Based on the religious rights clause of the Geneva Convention, Henry Gerecke, a Lutheran pastor from St. Louis, was called to minister to the Germans on death row. He felt that God was the ultimate Judge and that the earthly guilt of his "congregation" was of no significance as far as he was concerned. His only duty was the care of souls. He asked God to preserve him from any prejudice against those who spiritual care had been committed to his charge.  Some wondered how he could comfort these Nazis who had caused the world so much heartache? How could he minister to the leaders of a movement that had taken millions of lives? He was even criticized for shaking their hands on their first encounter. But he was operating on the principle, "If your enemies are hungry, give them bread to eat; and if they are thirsty, give them water."

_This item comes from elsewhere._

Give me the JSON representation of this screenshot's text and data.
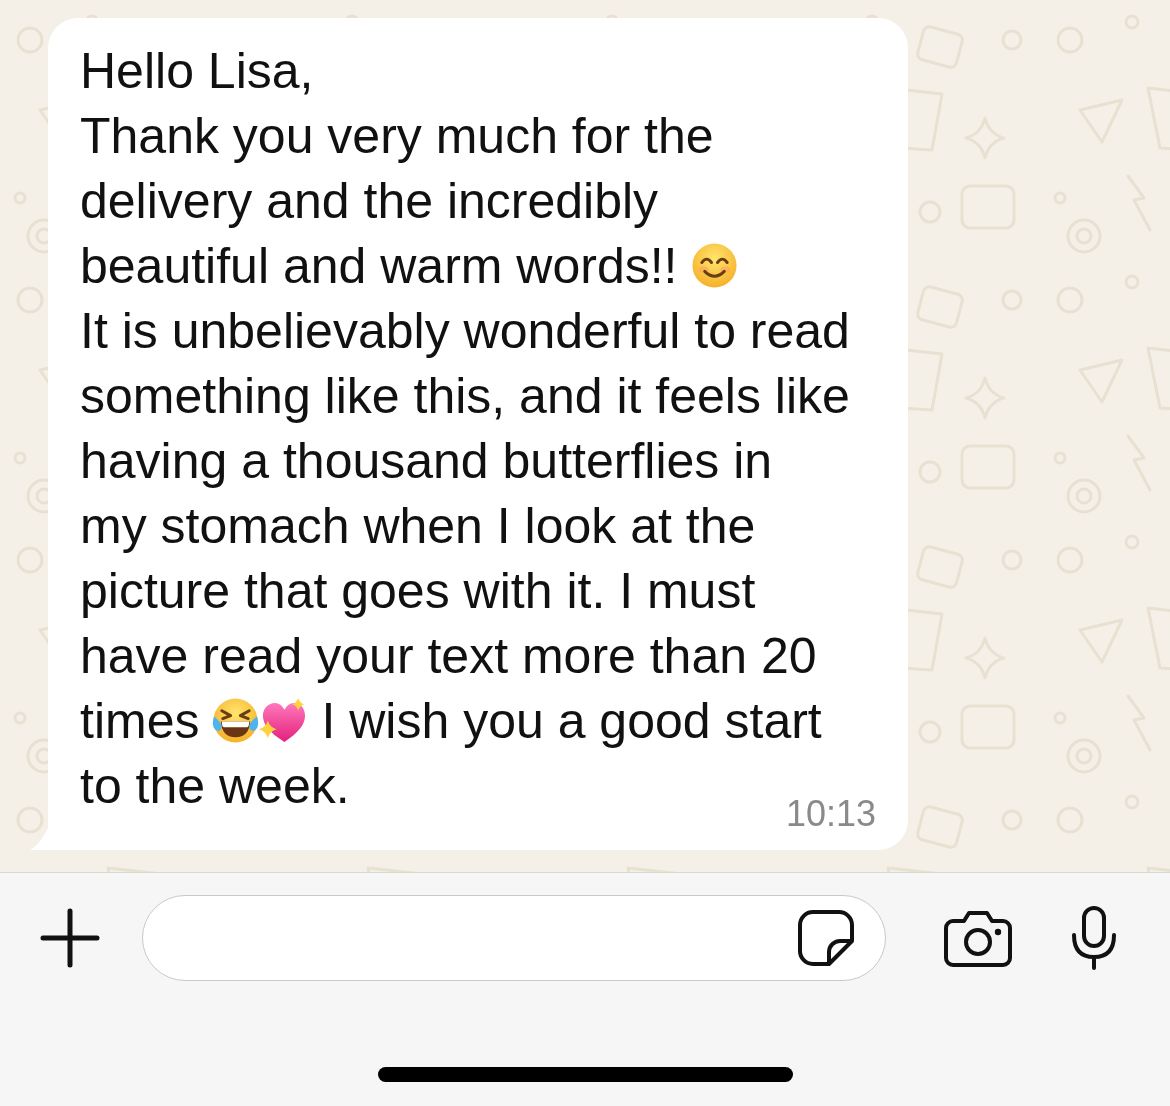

What follows is a fascinating story of 22 men during their last weeks on earth. Thirteen of them attended Gerecke's daily services. Four attended Catholic mass and five refused all spiritual counsel. Some repented and some went to their deaths declaring themselves innocent of all wrong-doing.

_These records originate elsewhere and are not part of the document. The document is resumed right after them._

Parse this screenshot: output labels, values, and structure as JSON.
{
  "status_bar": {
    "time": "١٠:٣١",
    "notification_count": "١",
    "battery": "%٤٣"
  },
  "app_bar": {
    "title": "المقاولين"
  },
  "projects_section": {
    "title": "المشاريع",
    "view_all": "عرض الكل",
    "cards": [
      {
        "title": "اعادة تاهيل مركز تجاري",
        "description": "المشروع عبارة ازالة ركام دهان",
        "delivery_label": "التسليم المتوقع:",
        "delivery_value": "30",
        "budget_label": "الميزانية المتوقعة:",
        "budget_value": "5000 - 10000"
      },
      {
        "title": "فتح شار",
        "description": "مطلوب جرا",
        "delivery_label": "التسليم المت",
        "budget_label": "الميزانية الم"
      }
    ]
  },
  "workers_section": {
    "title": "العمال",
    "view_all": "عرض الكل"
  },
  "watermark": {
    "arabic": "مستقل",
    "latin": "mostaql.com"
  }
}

Although the facts behind this book were gripping, the prose was often lacking.  (I have found this to be true with most WWII non-fiction.) Because the recorded spiritual conversations between Gerecke and the prisoners fill only about 6 percent of the book's 300 pages, Townsend had to put in A LOT of filler. He gives 150 pages of background (including the grades the chaplains got in college) before Gerecke actually meets his prison congregants. In Chapter 9 he meanders through his odd understanding of the Old Testament. In another chapter he writes extensively about the Lord's Supper.

Still, I'm glad I gave this book a chance. I was impressed that these men were given a fair trial in spite of the overwhelming proof of their guilt. I was touched by Gerecke's life and that he took the eternal destiny of these men seriously enough to dedicate himself to their care. Most of all I was amazed at the miracle that God did in the hearts of some of the men.

P.S. Exceptions to dry WWII non-fiction are Lauren Hillenbrand's Unbroken, Robert Edsel's The Monuments Men, Robert Leckie's Helmet for My Pillow, and anything by Ernie Pyle.)